- About Us
We Day launches U.S. movement in Federal Way | Seattle event includes Mikhail Gorbachev
At age 5, Michel Chikwanine was kidnapped by rebel troops in the Democratic Republic of Congo.
The rebels forced the boy to become a soldier. They blindfolded him, drugged him, put a machine gun in his hands, and made him shoot his friend.
This was Chikwanine's initiation into the rebel army.
"You've killed your best friend. Now your family will never take you back," the kidnappers told Chikwanine. "We are your family."
As a child soldier against his will, Chikwanine was forced to kill more people.
Two weeks later, he escaped.
For three days and three nights, Chikwanine ran through the jungle without food or water. With danger close behind, he eventually reached a small store and was reunited with his family.
Chikwanine was granted political refugee status at age 11, and left the war-torn continent for a new life in Canada. He learned to speak near perfect English, and today, at age 24, shares his personal story with audiences across North America.
"That was then. This is now," Chikwanine told a silent gymnasium at Federal Way High School on Tuesday. "I wouldn't be where I am today without people giving me a hand."
This survivor has linked up with Craig Kielburger, a Canadian motivational speaker and activist who founded Free the Children. The organization inspires youth to become agents of social change.
Kielburger started Free the Children in 1995 after reading about the death of Iqbal Masih, a children's rights activist from Pakistan who had been sold into slavery.
Since 2007, thousands of teens have filled stadiums across Canada for Free the Children's We Day. Celebrities such as NBA legend Shaquille O'Neal, Virgin CEO Richard Branson, and pop star Justin Bieber have helped deliver We Day's message of philanthropy and social change.
Just weeks after his last visit, Kielberger returned to Federal Way High School on Oct. 2 to lead the announcement of the first We Day in the United States. Tuesday's program was streamed live to all 37 schools in the district.
We Day will make its U.S. debut March 27 at Key Arena in Seattle, featuring keynote speaker Mikhail Gorbachev, former president of the Soviet Union and winner of the Nobel Peace Prize. More celebrity speakers will be unveiled as the event nears.
There are no tickets to buy. Students earn their way into We Day by doing local and global deeds.
Federal Way High School will lead a We Scare Hunger collection drive Oct. 31. Teens will trick-or-treat for canned goods to benefit the Multi-Service Center Food Bank.
"You don't have to participate, but there are a lot of us who want to," said Caleb Dawson, event emcee and FWHS student leader. "Together, we're going to make a difference."
The goal for We Day is to spread across America.
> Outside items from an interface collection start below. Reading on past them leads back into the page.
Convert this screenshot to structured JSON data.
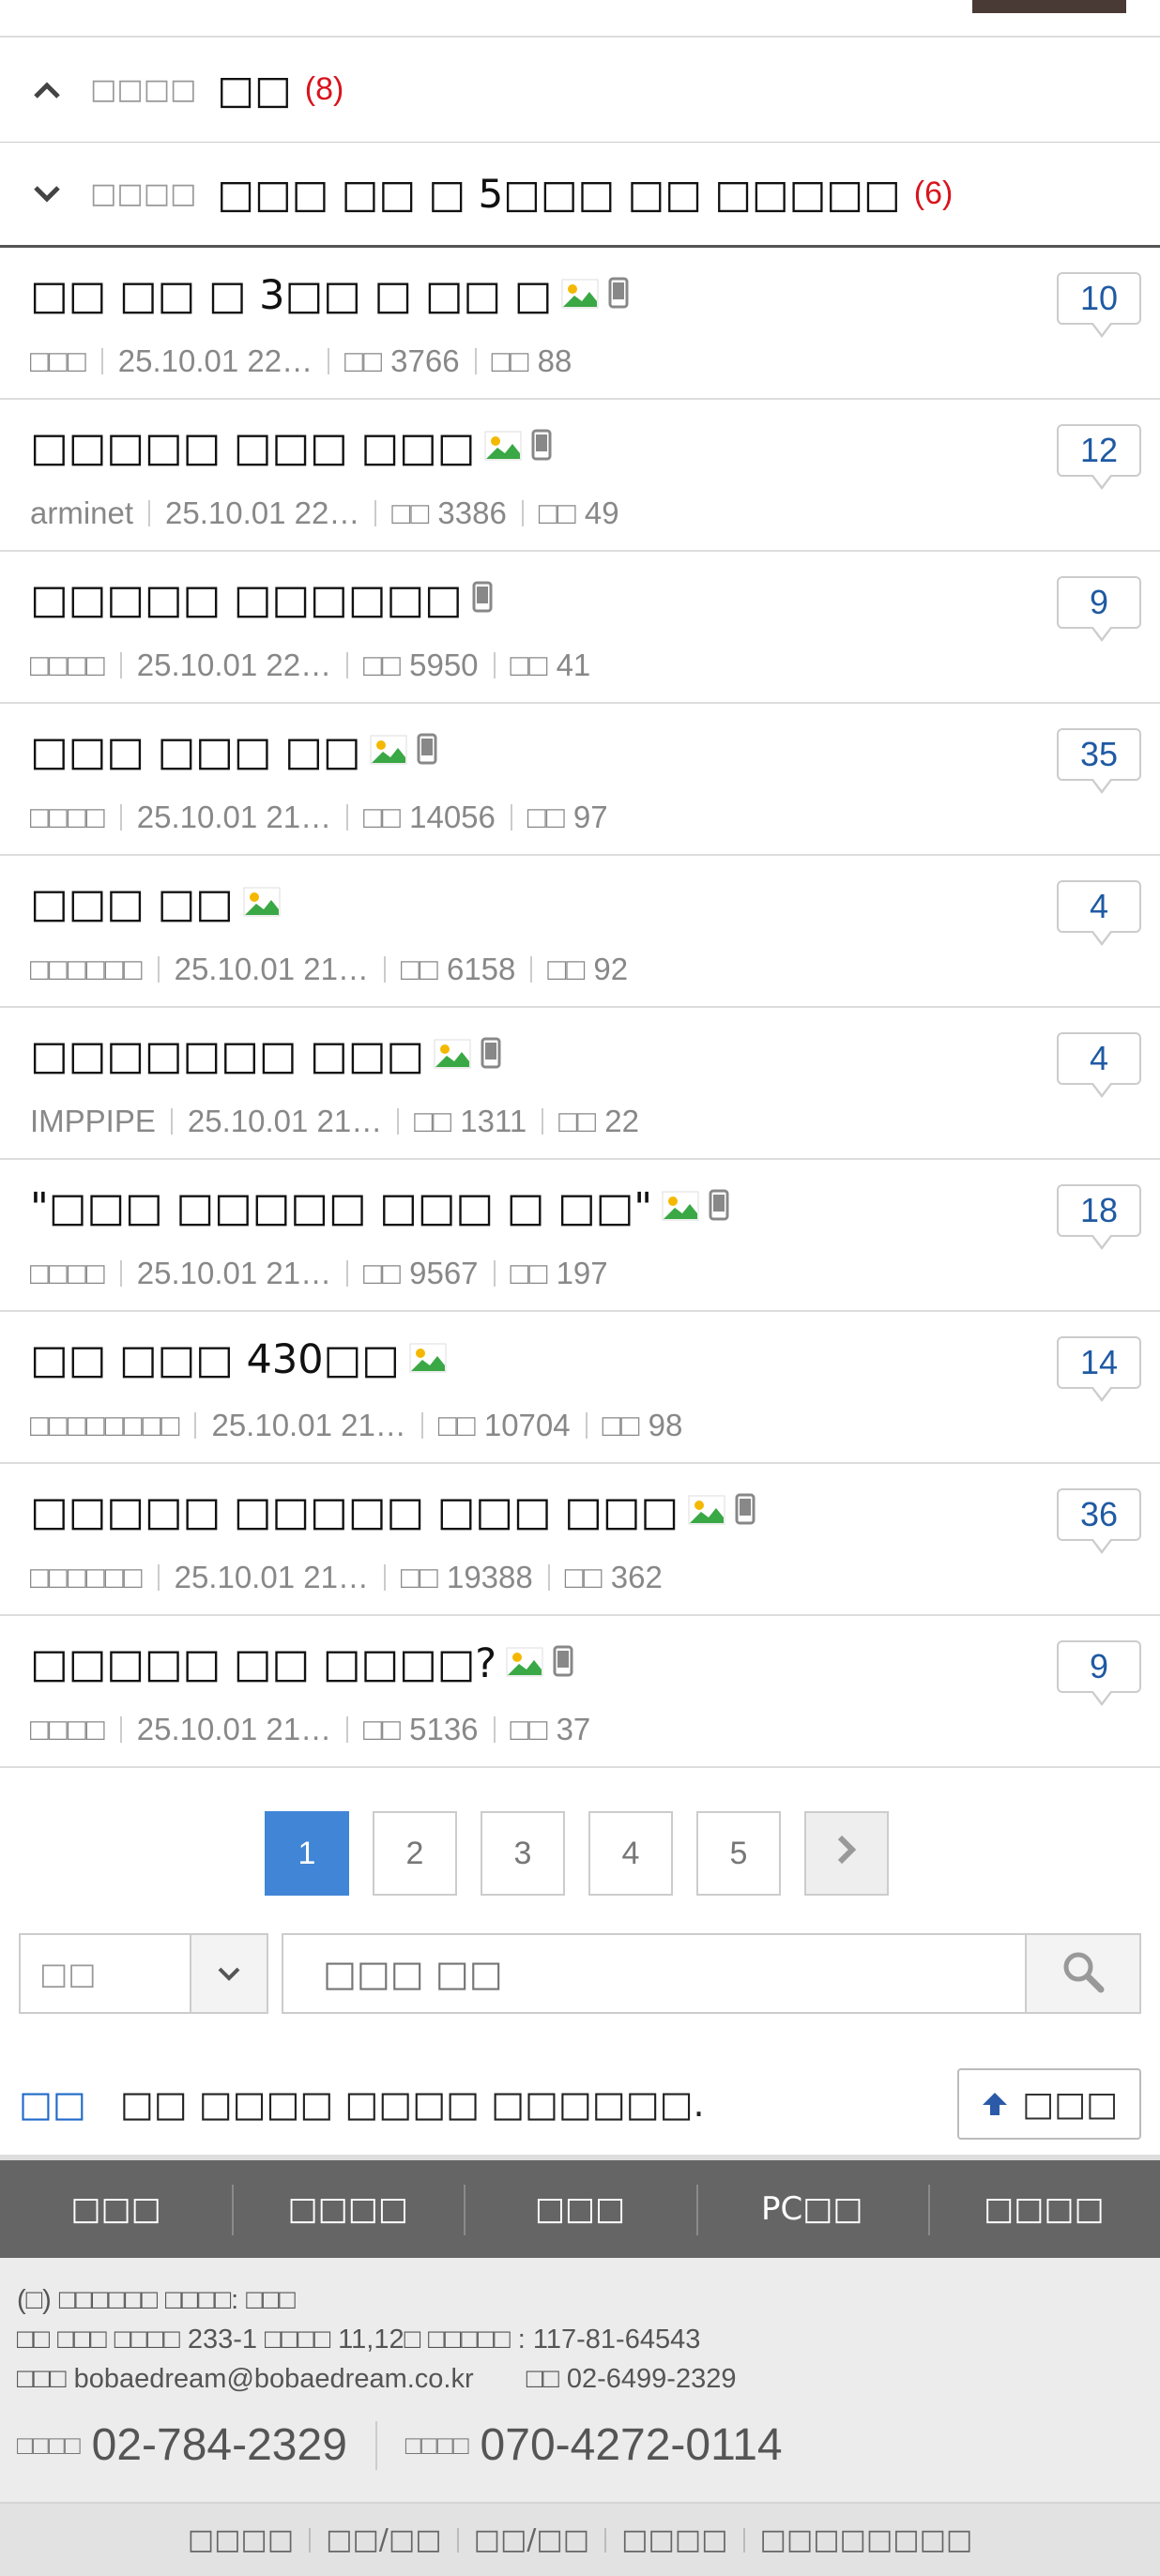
{
  "reply_rows": [
    {
      "meta": "□□□□",
      "title": "□□",
      "count": "(8)",
      "expanded": true
    },
    {
      "meta": "□□□□",
      "title": "□□□ □□ □ 5□□□ □□ □□□□□",
      "count": "(6)",
      "expanded": false
    }
  ],
  "posts": [
    {
      "title": "□□ □□ □ 3□□ □ □□ □",
      "image": true,
      "mobile": true,
      "author": "□□□",
      "date": "25.10.01  22…",
      "views": "□□ 3766",
      "likes": "□□ 88",
      "comments": "10"
    },
    {
      "title": "□□□□□ □□□ □□□",
      "image": true,
      "mobile": true,
      "author": "arminet",
      "date": "25.10.01  22…",
      "views": "□□ 3386",
      "likes": "□□ 49",
      "comments": "12"
    },
    {
      "title": "□□□□□ □□□□□□",
      "image": false,
      "mobile": true,
      "author": "□□□□",
      "date": "25.10.01  22…",
      "views": "□□ 5950",
      "likes": "□□ 41",
      "comments": "9"
    },
    {
      "title": "□□□ □□□ □□",
      "image": true,
      "mobile": true,
      "author": "□□□□",
      "date": "25.10.01  21…",
      "views": "□□ 14056",
      "likes": "□□ 97",
      "comments": "35"
    },
    {
      "title": "□□□ □□",
      "image": true,
      "mobile": false,
      "author": "□□□□□□",
      "date": "25.10.01  21…",
      "views": "□□ 6158",
      "likes": "□□ 92",
      "comments": "4"
    },
    {
      "title": "□□□□□□□ □□□",
      "image": true,
      "mobile": true,
      "author": "IMPPIPE",
      "date": "25.10.01  21…",
      "views": "□□ 1311",
      "likes": "□□ 22",
      "comments": "4"
    },
    {
      "title": "\"□□□ □□□□□ □□□ □ □□\"",
      "image": true,
      "mobile": true,
      "author": "□□□□",
      "date": "25.10.01  21…",
      "views": "□□ 9567",
      "likes": "□□ 197",
      "comments": "18"
    },
    {
      "title": "□□ □□□ 430□□",
      "image": true,
      "mobile": false,
      "author": "□□□□□□□□",
      "date": "25.10.01  21…",
      "views": "□□ 10704",
      "likes": "□□ 98",
      "comments": "14"
    },
    {
      "title": "□□□□□ □□□□□ □□□ □□□",
      "image": true,
      "mobile": true,
      "author": "□□□□□□",
      "date": "25.10.01  21…",
      "views": "□□ 19388",
      "likes": "□□ 362",
      "comments": "36"
    },
    {
      "title": "□□□□□ □□ □□□□?",
      "image": true,
      "mobile": true,
      "author": "□□□□",
      "date": "25.10.01  21…",
      "views": "□□ 5136",
      "likes": "□□ 37",
      "comments": "9"
    }
  ],
  "pagination": {
    "pages": [
      "1",
      "2",
      "3",
      "4",
      "5"
    ],
    "current": "1",
    "next_icon": "chevron-right-icon"
  },
  "search": {
    "select_value": "□□",
    "placeholder": "□□□ □□",
    "button_icon": "search-icon"
  },
  "notice": {
    "label": "□□",
    "text": "□□ □□□□ □□□□ □□□□□□.",
    "top_button": "□□□"
  },
  "footer_nav": [
    "□□□",
    "□□□□",
    "□□□",
    "PC□□",
    "□□□□"
  ],
  "footer_info": {
    "line1": "(□) □□□□□□ □□□□: □□□",
    "line2": "□□ □□□ □□□□ 233-1 □□□□ 11,12□ □□□□□ : 117-81-64543",
    "line3_email": "□□□ bobaedream@bobaedream.co.kr",
    "line3_fax": "□□ 02-6499-2329",
    "phone1_label": "□□□□",
    "phone1": "02-784-2329",
    "phone2_label": "□□□□",
    "phone2": "070-4272-0114"
  },
  "footer_links": [
    "□□□□",
    "□□/□□",
    "□□/□□",
    "□□□□",
    "□□□□□□□□"
  ],
  "colors": {
    "accent": "#4185d6",
    "comment_blue": "#1f5aa3",
    "count_red": "#d9141d",
    "footer_dark": "#656565"
  }
}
Kielburger appreciated the support from Federal Way Public Schools in launching the program's arrival in the U.S.
"I was blown away by their commitment, leadership and passion," Kielburger said afterward, surrounded by students. Groups like the Decatur Honor Society and the Key Club pledged to feed the homeless and help end hunger.
We Day is backed by big players in the Puget Sound region.
Seattle Seahawks coach Pete Carroll issued a call to action, and Seahawks cornerback Richard Sherman shared a piece of wisdom: the future is only as bright as the light that leads it.
Also speaking in support Tuesday were Microsoft executive vice president Brad Smith, U.S. Olympian Patrick Deneen, and former child soldier Michel Chikwanine.
Free the Children reports nearly 3 million pounds of food raised by youth volunteers. The organization estimates a total contribution of $32 million in social value between volunteer hours and collections.
Click here to see photos from the Oct. 2 rally at Federal Way High School.